My face!  Captain Judy would always want our faces to show welcoming, happy, engaging, and acceptance no matter how we were feeling. I always tell my face every morning to show up how other people need me to be for them. When people are happy, be happy with them. When people are sad, show empathy for them. When people are mad, listen and support and encourage them.

My first expression is the first impression! Captain Judy would also talk about the two different people in the world. Zapper and Sappers. Be a Zapper – not a Sapper!

Is there a person or a situation that had a huge influence on you while you were at Camp? How and why did they/it impact you?
I was a selfish, self-absorbed 20-year-old when I came to Camp for the first time. I had no idea the impact that Camp would have on my life and still does. I had some awesome kiddos in my cabins while at Camp. You know who you are Cabin 28! But one in particular impacted my life more than I ever could imagine. Jamie Kogod.
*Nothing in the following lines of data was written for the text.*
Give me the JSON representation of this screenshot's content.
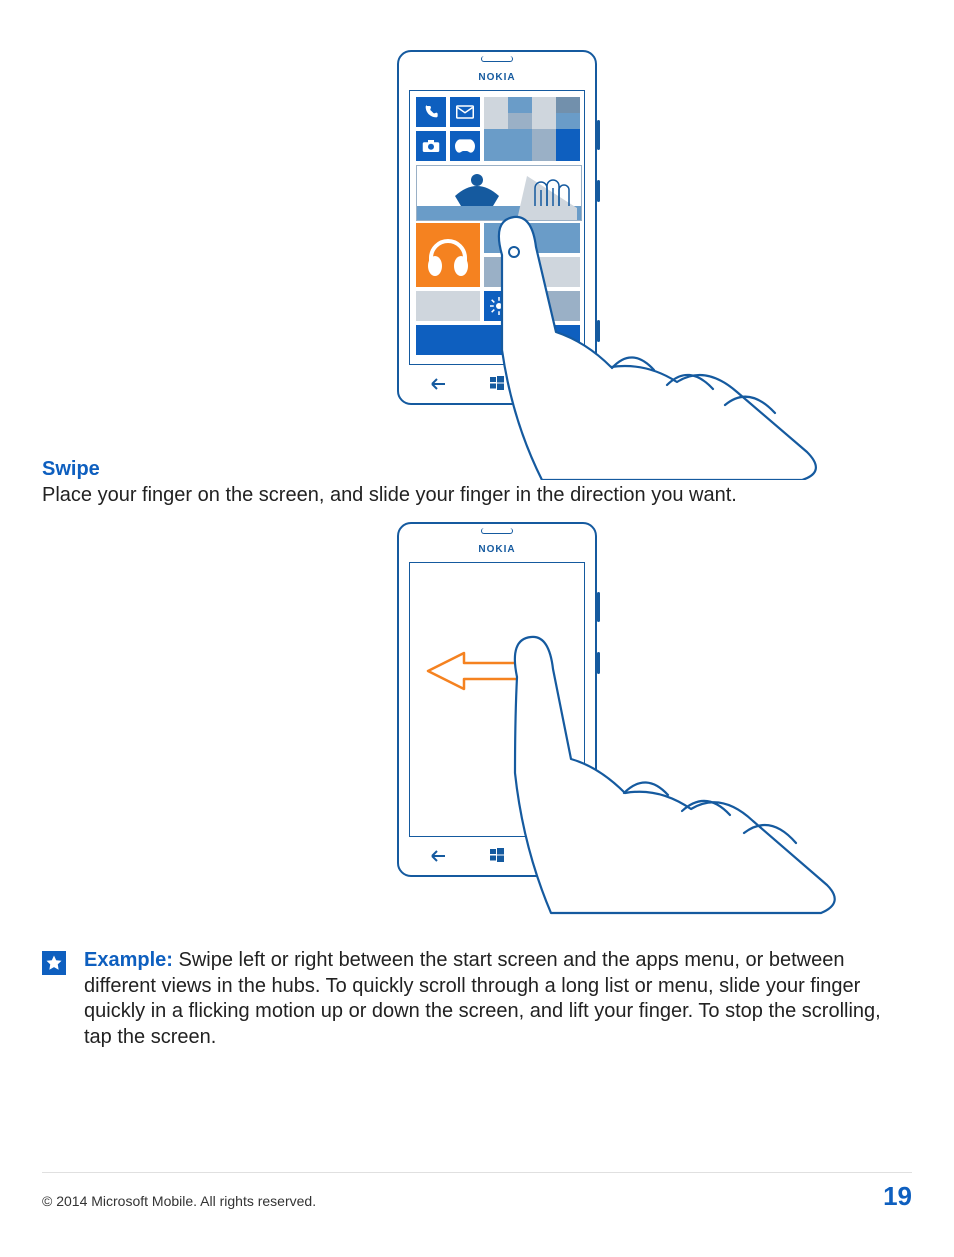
{
  "phone_brand": "NOKIA",
  "section1": {
    "heading": "Swipe",
    "body": "Place your finger on the screen, and slide your finger in the direction you want."
  },
  "callout": {
    "label": "Example:",
    "text": " Swipe left or right between the start screen and the apps menu, or between different views in the hubs. To quickly scroll through a long list or menu, slide your finger quickly in a flicking motion up or down the screen, and lift your finger. To stop the scrolling, tap the screen."
  },
  "footer": {
    "copyright": "© 2014 Microsoft Mobile. All rights reserved.",
    "page": "19"
  },
  "icons": {
    "phone": "phone-icon",
    "mail": "mail-icon",
    "camera": "camera-icon",
    "games": "games-icon",
    "music": "headphones-icon",
    "settings": "gear-icon",
    "back": "back-arrow-icon",
    "windows": "windows-icon",
    "search": "search-icon",
    "swipe_arrow": "swipe-left-arrow",
    "star": "star-icon"
  }
}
She was a Second Session camper from Potomac Md. I never thought I could love my Second Session girls as much as I loved my First Session girls, but she proved me wrong! Her parents sent her to Camp that summer because her 16-year-old sister was home dying of cancer. She and I had many talks during those four weeks and became really close.

After Camp was over I received a call in September from Jamie. She called to tell me that her sister had passed away. I was her first call. Me, her summer camp counselor! Jamie and I are still dear friends to this day. She is married, with several children who have attended Camp as well. These 13-year-old girls in Cabin 28 taught me more than I taught them. How to be selfless and take care of someone other than myself. To understand different religions, and different ways of living, and to not take myself so seriously. I am so proud of all of them – many who continue to grow up at Camp and become staff members. Many of whom I am Facebook friends with today!

What does it mean to you to be a leader? What can our campers and staff do to help build their skills?
"You lead people. You manage things."  – John Maxwell

But you cannot lead without having followers. People don’t follow people just because they are a leader. A leader needs to show empathy, integrity, and enthusiasm for who they are leading and for what they are leading. They need to (as Captain Judy would always say) show the way, know the way and go the way.

Campers can watch their role models (counselors, UAs) and emulate who they are, what they are and how they show up in the world. 

Counselors need to actively participate in staff training and realize that this is some of the best training they will ever get on leadership from some of the best leaders they will ever have! Take what you learn from summer camp and implement it into your life, your values, and who you want to become as a human being. It’s not too late!

Favorite Camp meal: Sunday fried chicken!

Favorite mess hall entry song: Boogie Shoes, by KC and the Sunshine band

All-time favorite skit memory: Captain Jellyfish!!!! – When Bill Finley would mess with the head table in his skits! And always Evil Skeva

Favorite special event at Camp: July 4th

The devotion you best remember from Camp:  Not so much a devotion as the singing at Sunday service – that is what I loved the best – Anything with Lynn Moss, Beth Dehart and Kathryn Bilbro

If you had to have an intro song every time you walked into a room what would it be? Happy by Bruno Mars

Do you have a hidden talent? I can sing the 50 states in alphabetical order

What three words best describe you? Energetic, motivating and fun

What profession other than your own would you like to try? Running a Foundation. I have had to ask for money for so many years in my Y career, I now want to work in a profession where I no longer have to ask, I just give money away!

What would you eat if you could only have one food for the rest of your life? Pizza!